3-Key-Reasons-Why-You-Need-to-Update-Your-Estate-Plan-When-You-Move-to-a-New-State

Updating your estate plan may not be at the top of your to-do list when you move to a new state. Did you know, however, that different states have different rules when it comes to estate tax, inheritance laws, and medical care? It can be important to update your estate plan accordingly to help ensure it still accurately reflects your wishes. Let us review three key reasons why you need to update your estate plan if you moved to a new state.

1. Estate Tax Variances. Every state has its own tax code. This means that each state chooses whether or not to impose an estate tax and sets the rates depending on the size of estate. You may find that your estate would have been subject to a state level estate tax in your old state but that it is no longer an issue in your new home state, or vice versa.

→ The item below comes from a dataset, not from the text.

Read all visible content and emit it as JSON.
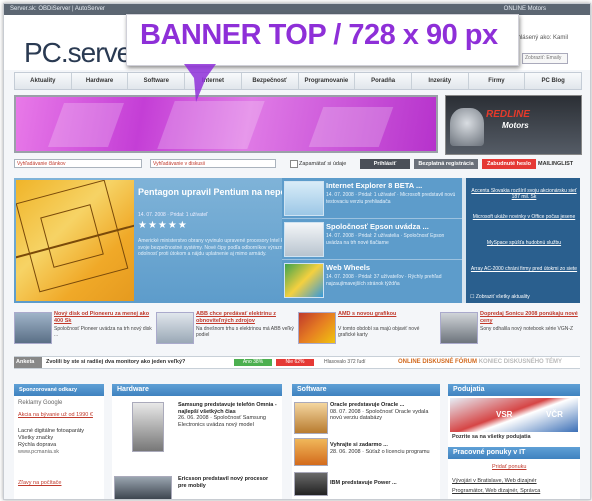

2. Probate Rules. Every state also gets to make its own rules regarding what triggers an estate’s need to go through the formal probate process at the time of your death. Some states set the bar for probate as low as an estate size of $20,000, while others allow estates up to $150,000 to bypass the formal probate process. States can also differ as to whether owning real property that is to be passed on to your heirs will cause your estate to be probated.

3. Health Care Surrogate and Health Care Documents. Health care documents should be part of every estate plan. These documents can help ensure that your wishes are followed if you are no longer in a condition to be able to make your own medical decisions. Because these forms vary from state to state, even if the forms from your old state are technically valid in your new state, it can be a good idea to draw up forms that would be familiar to a physician treating you in your new home state so that they will not have any trouble interpreting the decisions you have made about how you want to be treated and who should be able to make decisions on your behalf.

For assistance updating your estate plan, our office is here to help. Please contact us to schedule an appointment.